**WHAT TO DO**
Give only the number of lines in the records below that contain the word "time".

**DATA RECORDS**
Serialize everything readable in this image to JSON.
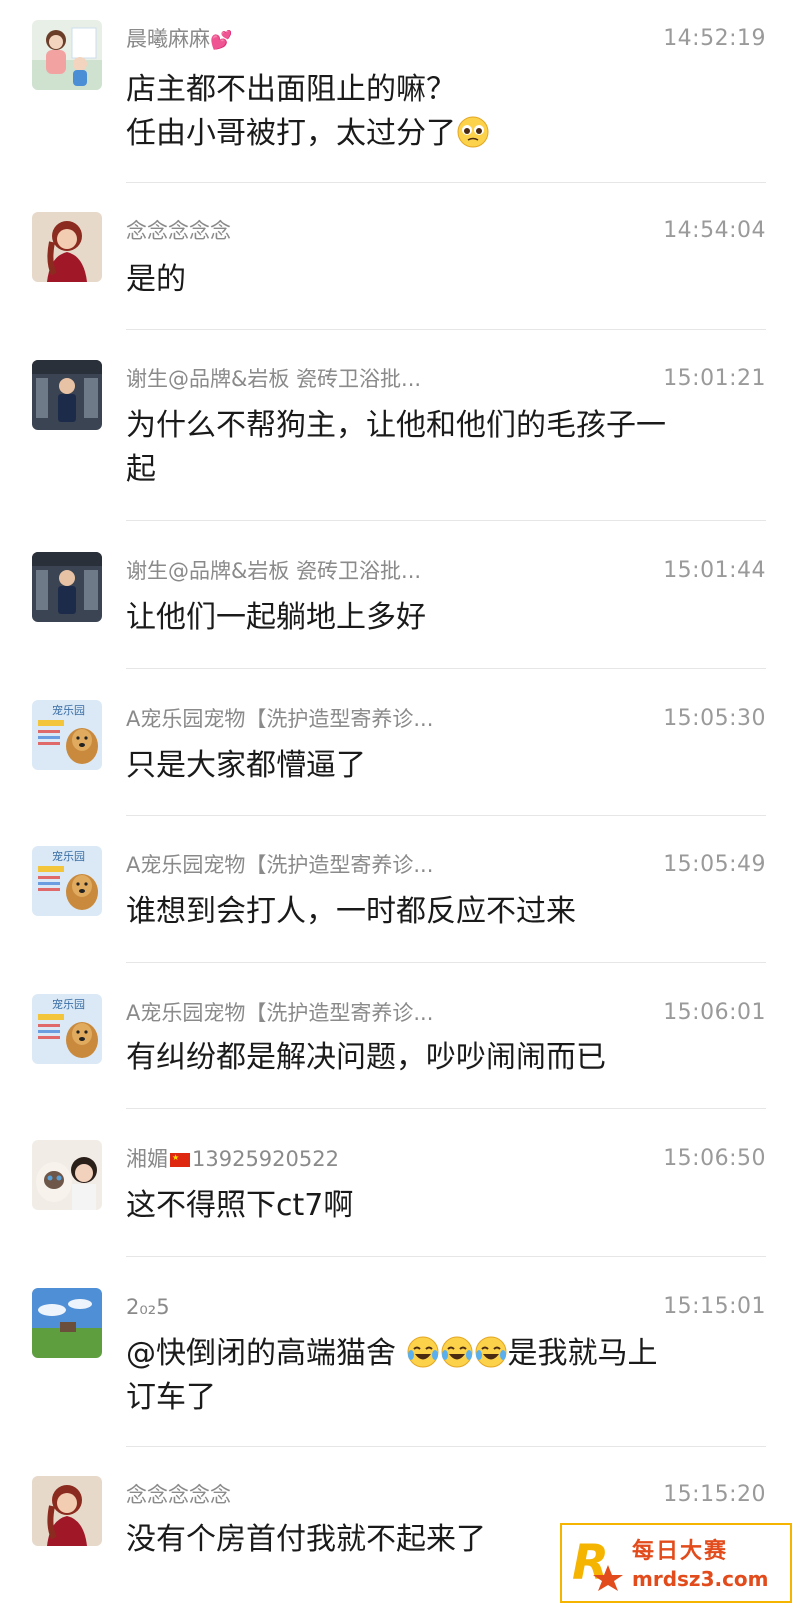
{
  "messages": [
    {
      "sender": "晨曦麻麻",
      "sender_emoji": "two-hearts",
      "time": "14:52:19",
      "lines": [
        "店主都不出面阻止的嘛？",
        "任由小哥被打，太过分了"
      ],
      "trailing_emoji": "pleading-face"
    },
    {
      "sender": "念念念念念",
      "time": "14:54:04",
      "lines": [
        "是的"
      ]
    },
    {
      "sender": "谢生@品牌&岩板 瓷砖卫浴批...",
      "time": "15:01:21",
      "lines": [
        "为什么不帮狗主，让他和他们的毛孩子一",
        "起"
      ]
    },
    {
      "sender": "谢生@品牌&岩板 瓷砖卫浴批...",
      "time": "15:01:44",
      "lines": [
        "让他们一起躺地上多好"
      ]
    },
    {
      "sender": "A宠乐园宠物【洗护造型寄养诊...",
      "time": "15:05:30",
      "lines": [
        "只是大家都懵逼了"
      ]
    },
    {
      "sender": "A宠乐园宠物【洗护造型寄养诊...",
      "time": "15:05:49",
      "lines": [
        "谁想到会打人，一时都反应不过来"
      ]
    },
    {
      "sender": "A宠乐园宠物【洗护造型寄养诊...",
      "time": "15:06:01",
      "lines": [
        "有纠纷都是解决问题，吵吵闹闹而已"
      ]
    },
    {
      "sender": "湘媚",
      "sender_suffix": "13925920522",
      "time": "15:06:50",
      "lines": [
        "这不得照下ct7啊"
      ]
    },
    {
      "sender": "2₀₂5",
      "time": "15:15:01",
      "line1_prefix": "@快倒闭的高端猫舍",
      "line1_suffix": "是我就马上",
      "line2": "订车了"
    },
    {
      "sender": "念念念念念",
      "time": "15:15:20",
      "lines": [
        "没有个房首付我就不起来了"
      ]
    }
  ],
  "avatar_labels": {
    "pet_shop": "宠乐园"
  },
  "watermark": {
    "title": "每日大赛",
    "url": "mrdsz3.com",
    "logo_letter": "R"
  },
  "colors": {
    "text": "#1a1a1a",
    "meta": "#8a8a8a",
    "divider": "#e6e6e6",
    "watermark": "#e24b1b"
  }
}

**PROBLEM SOLUTION**
10